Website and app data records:
□ □ □

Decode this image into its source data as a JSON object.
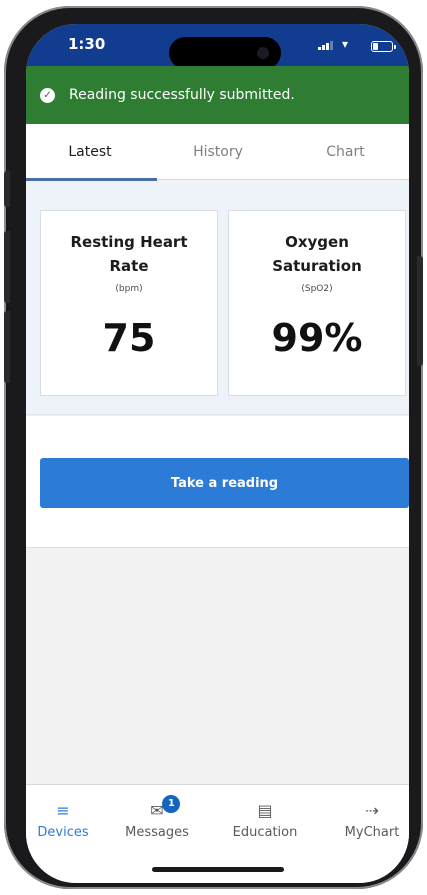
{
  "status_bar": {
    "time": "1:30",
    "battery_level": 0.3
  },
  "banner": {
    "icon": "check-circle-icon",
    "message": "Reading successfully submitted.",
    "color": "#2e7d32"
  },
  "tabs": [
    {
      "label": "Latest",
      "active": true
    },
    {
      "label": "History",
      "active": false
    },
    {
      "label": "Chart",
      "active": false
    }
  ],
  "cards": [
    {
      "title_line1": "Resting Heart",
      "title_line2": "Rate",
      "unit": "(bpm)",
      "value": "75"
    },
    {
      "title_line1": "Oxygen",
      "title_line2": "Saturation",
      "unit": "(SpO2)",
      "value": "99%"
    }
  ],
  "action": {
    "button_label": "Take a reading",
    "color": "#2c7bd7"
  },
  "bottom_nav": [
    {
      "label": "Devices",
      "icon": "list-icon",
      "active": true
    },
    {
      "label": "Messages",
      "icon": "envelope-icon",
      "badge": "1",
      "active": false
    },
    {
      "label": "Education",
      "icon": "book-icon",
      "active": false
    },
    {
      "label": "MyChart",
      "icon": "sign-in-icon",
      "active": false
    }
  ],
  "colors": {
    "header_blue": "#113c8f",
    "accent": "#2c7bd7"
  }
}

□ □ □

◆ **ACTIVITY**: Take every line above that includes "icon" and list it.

◆ **WRITTEN RESPONSE**:
    "icon": "check-circle-icon",
      "icon": "list-icon",
      "icon": "envelope-icon",
      "icon": "book-icon",
      "icon": "sign-in-icon",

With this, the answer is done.